As you can see, it has also become a comfy resting place for resident pigeons including the one settled on Neptune's head. Also note the azure sky and orange building...stunning.
Next we rounded the corner and entered the church of San Petronio with its curiously half-finished facade. Medieval and Renaissance Italians were notorious for not finishing the facades of their churches, which essentially amounted to a layer of expensive "marble icing" over the building's exterior. As a result, Italian facades are not architecturally integral to the structure's stability, so when money ran out or enthusiasm waned or committees couldn't make decisions (often!) facades were not finished and so it was the case here.
San Petronio is a huge and fascinating building started in 1390, but not finished until the 17th century (speaking of money woes). BUT, this was where Charles V (von Hapsburg) was crowned Holy Roman Emperor by Clement VII (de' Medici) in 1530, so hardly a minor site, despite being unfinished at the time.
Notice the use of brick on the interior. Bologna lacks a rich source for stone, but has clay aplenty and therefore embraced this natural resource, which makes for some really striking buildings. Here we have French Gothic a la Italian Bologna.
Once inside, I was particularly excited to see the altarpiece of St. Roch by Parmigianino, but alas it was covered with scaffolding, as were several chapels here. As it turns out, this church was impacted by the earthquake of 2012 and the structure is still languishing under braces and scaffolding, especially in the side chapels.
On the other hand, the big surprise (and there always is one) was the Cappella Bolognini painted by Giovanni da Modena between 1408-20. The frescoes depict the travels of the Magi on the right wall and the most vivid scenes of Hell I have ever encountered in Renaissance painting on the opposite wall. Good fun. It might be hard to see, but my favorite part is the center of the left wall where the "Blessed" are sitting in what look to be Renaissance theater seats watching God in his almond-shaped halo above.
We paused for a delicious lunch at the restaurant, Diana and I couldn't help but notice how the juicy-sweet cantaloupe of my proscuitto e melone was the same color as the streets of Bologna. See further evidence below.
Exhibits B, C and D.

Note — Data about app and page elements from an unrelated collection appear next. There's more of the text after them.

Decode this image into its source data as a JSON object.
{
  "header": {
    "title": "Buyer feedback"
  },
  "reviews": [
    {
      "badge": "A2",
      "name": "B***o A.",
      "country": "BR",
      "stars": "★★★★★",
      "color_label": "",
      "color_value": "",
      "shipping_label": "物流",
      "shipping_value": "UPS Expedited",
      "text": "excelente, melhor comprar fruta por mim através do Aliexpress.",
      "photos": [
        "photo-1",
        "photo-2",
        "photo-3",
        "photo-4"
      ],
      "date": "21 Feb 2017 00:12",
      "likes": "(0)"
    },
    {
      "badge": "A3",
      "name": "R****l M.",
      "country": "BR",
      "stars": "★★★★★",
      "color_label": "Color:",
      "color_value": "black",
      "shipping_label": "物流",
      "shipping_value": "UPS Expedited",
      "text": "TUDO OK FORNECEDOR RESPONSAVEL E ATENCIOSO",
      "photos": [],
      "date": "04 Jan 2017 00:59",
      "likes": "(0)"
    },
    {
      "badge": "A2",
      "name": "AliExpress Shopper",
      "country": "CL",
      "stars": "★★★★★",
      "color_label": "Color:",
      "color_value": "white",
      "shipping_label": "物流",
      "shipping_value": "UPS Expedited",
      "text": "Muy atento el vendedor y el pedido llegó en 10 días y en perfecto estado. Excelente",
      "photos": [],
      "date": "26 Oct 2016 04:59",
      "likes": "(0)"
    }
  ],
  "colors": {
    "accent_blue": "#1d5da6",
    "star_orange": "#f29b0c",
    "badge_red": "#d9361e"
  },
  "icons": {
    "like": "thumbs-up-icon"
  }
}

These images were taken on the way to the Pinacoteca or civic museum and indeed the reason we went to Bologna in the first place. Why? Because they have Raphael's Sta. Cecilia altarpiece which I have not seen since 1995 and didn't see this week either! Why? Because the museum's website said it was open until 7 p.m. when in fact it closed at 1:30. Thus, my dear friends, I submit this post as an excellent example of my mostly love-but sometimes hate relationship with Italy. This sort of thing happens all the time. Why do we still love Italy? Well, the photos speak for themselves, I hope!
So, if you want to see Sta. Cecilia you'll have to do what I did and Google her.
After much cussing we moved to Santa Maria della Vita where, three steps into the building, Pisa experienced a fast-moving summer deluge. The sky looks blue in the images, but this storm still managed to whip up out of nowhere. It felt poignant in a way because this is the work we came to see...
Niccolò dell'Arca's late 15th C. tour-de-force, terracotta Lamentation over the Dead Christ. These are life-sized figures and leaving aside any religious beliefs one may or may not have, or the odd way grief is gendered in this work, the two female figures on the right (Mary Magdalen and another Mary--the Virgin is actually third from the left) are among some of the most affecting pieces in Italian 15th C. sculpture. The piece was originally painted, hence the strange spots of color that remain.
Once the rain abated we made our last stop--again another, unassuming and surprising church. In this case it's San Domenico, which in fact is the most important church of the Dominican order and houses the body (and head, separately) of its founder, St. Dominic, sainted in the 13th C.
The late medieval building was redecorated on the interior in the 17th C. and as Dave remarked, one could hardly find a more incongruous exterior / interior combination in all of Italy.
Not surprisingly the highlight of the building is off the right side aisle, namely the tomb of St. Dominic. [continued, see Part 2]